However, Iraq also has some of the world's most important Islamic sites, the country having been the seat of the Abbasid caliphs from the 8th to 13th centuries CE, among them Harun al-Rashid (reigned 738-809) who figures in the tales collected in the Thousand and One Nights (the Arabian Nights).
Ruling from their capitals at Baghdad and Samarra, the Abbasids presided over a vast empire, a sort of Islamic golden age, that stretched from what is now Iraq and Iran down through the Levant and far across North Africa.
They built cities that rivaled those anywhere in the world, and the civilisation that flourished under their rule is remembered in the work of the many scientists, philosophers, theologians and literary writers that lived in the period, among them the poet Abu Nuwas.
However, despite their great interest Abbasid sites have never been completely excavated, and it seems that one of them, the city of Samarra founded by the caliph al-Mu'tasim in 836 CE and a UNESCO World Heritage Site, is being damaged by military operations.
Photographs posted on the Internet by American journalist Jeff Emanuel show construction work at an Iraqi police barracks at Samarra in the shadow of the famous spiral minaret built by the caliph al-Mutawakkil, apparently supervised by US forces.

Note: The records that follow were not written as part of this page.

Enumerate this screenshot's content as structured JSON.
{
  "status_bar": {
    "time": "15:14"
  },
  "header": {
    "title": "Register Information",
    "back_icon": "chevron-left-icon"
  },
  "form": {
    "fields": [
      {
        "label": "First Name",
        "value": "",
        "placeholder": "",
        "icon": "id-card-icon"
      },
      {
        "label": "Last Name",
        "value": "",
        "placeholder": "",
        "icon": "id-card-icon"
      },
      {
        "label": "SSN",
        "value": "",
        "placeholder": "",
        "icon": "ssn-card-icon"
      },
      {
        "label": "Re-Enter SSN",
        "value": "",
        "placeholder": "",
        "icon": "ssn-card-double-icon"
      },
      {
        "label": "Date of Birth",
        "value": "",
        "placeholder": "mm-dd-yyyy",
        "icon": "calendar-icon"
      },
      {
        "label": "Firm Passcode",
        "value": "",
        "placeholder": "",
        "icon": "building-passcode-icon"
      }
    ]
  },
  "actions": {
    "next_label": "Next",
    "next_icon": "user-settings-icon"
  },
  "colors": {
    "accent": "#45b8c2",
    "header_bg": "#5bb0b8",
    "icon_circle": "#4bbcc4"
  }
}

The Samarra site, stretching 50km along the Tigris river and over an area of 150 square km, has already been damaged at least twice since the US-led invasion in 2003, once when a surrounding earth wall was created by US forces, and once when the minaret became a target for military operations, having apparently been used as a look-out post by the US military.

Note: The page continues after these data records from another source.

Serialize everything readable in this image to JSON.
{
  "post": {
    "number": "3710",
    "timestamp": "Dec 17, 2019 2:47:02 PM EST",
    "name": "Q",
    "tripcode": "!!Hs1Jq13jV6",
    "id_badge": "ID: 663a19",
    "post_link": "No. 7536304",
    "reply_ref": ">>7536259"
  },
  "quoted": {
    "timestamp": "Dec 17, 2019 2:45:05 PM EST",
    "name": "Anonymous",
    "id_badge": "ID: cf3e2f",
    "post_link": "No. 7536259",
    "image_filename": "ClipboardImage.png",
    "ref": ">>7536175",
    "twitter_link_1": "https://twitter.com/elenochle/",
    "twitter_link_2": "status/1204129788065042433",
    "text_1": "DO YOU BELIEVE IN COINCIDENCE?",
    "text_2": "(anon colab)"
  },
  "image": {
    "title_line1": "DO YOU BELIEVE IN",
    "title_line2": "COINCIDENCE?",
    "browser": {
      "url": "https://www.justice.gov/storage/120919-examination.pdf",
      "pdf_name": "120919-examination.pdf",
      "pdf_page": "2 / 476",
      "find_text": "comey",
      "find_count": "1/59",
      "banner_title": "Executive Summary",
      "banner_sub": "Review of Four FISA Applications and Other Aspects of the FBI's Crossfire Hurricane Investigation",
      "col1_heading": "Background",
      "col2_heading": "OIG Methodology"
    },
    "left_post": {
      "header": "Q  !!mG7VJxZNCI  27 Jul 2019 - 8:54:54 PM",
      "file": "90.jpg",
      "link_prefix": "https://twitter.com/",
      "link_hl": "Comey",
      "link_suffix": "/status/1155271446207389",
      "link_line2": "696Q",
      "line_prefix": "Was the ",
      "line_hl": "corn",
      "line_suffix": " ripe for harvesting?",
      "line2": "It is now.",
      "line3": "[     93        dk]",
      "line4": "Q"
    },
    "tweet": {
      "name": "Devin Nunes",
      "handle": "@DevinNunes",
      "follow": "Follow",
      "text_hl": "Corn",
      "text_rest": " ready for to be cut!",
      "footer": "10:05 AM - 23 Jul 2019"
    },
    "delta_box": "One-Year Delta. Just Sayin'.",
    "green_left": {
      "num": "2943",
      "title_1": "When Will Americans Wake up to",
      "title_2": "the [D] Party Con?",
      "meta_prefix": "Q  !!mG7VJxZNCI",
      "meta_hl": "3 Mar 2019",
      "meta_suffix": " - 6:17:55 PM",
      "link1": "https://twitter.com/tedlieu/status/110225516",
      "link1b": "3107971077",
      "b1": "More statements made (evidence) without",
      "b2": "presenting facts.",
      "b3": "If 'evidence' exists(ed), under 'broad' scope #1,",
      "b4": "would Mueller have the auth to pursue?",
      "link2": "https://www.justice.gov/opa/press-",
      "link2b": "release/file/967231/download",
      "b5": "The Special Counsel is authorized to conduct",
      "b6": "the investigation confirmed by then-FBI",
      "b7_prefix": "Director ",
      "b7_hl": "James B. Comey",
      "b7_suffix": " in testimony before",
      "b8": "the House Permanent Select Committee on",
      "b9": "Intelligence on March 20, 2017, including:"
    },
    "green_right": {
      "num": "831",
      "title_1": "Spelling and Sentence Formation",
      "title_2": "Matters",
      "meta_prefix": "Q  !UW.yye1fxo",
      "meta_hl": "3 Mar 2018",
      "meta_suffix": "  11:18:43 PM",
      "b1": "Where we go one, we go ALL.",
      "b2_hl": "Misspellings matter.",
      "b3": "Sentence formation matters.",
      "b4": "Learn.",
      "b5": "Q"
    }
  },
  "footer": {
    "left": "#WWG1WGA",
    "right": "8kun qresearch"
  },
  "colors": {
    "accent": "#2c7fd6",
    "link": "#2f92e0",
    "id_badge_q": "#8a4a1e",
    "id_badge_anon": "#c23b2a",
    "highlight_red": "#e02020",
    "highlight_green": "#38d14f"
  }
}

According to Alistair Northedge, professor of Islamic Art and Archaeology at the University of Paris I, Panthéon-Sorbonne, and an expert on Samarra, Emanuel's photographs show an area to the north of the modern city, home to the shrine complex of the 10th and 11th Shia imams that was itself bombed in 2006, and towards the centre of the site of the ancient city.
Speaking to the Weekly in Paris, Northedge explained that he had stayed at the barracks site, then a government campsite, when excavating at Samarra in the early 1980s.

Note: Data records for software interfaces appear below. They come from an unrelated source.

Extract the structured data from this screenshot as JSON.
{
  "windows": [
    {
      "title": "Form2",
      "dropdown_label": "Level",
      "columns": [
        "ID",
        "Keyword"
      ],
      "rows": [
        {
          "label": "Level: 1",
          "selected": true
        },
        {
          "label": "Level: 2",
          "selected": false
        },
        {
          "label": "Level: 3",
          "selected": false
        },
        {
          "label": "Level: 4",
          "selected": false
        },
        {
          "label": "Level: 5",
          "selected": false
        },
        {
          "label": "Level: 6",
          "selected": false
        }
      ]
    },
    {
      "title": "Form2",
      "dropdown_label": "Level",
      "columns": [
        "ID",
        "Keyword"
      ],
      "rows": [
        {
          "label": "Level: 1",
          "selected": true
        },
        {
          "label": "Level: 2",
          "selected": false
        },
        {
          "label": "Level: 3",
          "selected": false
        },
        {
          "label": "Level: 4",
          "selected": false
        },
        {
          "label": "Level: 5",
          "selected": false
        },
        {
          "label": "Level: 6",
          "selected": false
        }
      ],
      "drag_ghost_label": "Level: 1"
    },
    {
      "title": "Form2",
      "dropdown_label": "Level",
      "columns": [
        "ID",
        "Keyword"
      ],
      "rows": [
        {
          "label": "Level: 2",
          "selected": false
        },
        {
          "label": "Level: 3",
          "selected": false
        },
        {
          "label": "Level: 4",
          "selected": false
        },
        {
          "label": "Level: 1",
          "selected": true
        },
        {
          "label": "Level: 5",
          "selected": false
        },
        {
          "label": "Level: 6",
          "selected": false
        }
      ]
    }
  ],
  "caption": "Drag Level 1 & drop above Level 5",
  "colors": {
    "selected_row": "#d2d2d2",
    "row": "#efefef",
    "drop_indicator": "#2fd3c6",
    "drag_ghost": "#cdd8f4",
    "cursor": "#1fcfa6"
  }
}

The great interest of Samarra lay in the fact that it is "the largest archaeological site in the world where you have the details, where you have the plan, and where the heaps of earth surviving at the site can be identified as the palaces of specific people and attached to specific historical figures," he said.
"Its cultural importance can hardly be overstated," Northedge said , emphasising both the scale of the remains and the city's enduring place in Arab history, with much Abbasid poetry, for example, having been composed at Samarra.
In Northedge's view, a police barracks on the site of the Abbasid city is "quite unnecessary" and risks destroying material that, once gone, can never be regained.
Contacted by the London-based Art Newspaper earlier this month, a spokeswoman for UNESCO's office in Amman said that the organisation had not been consulted on the construction of the barracks.
"To our knowledge, the State Board of Antiquities and Heritage, which manages the site and is UNESCO's main partner in Iraq, was not consulted either," she said.
Al-Ahram Weekly Online : Located at: http://weekly.ahram.org.eg/2007/873/cu1.htm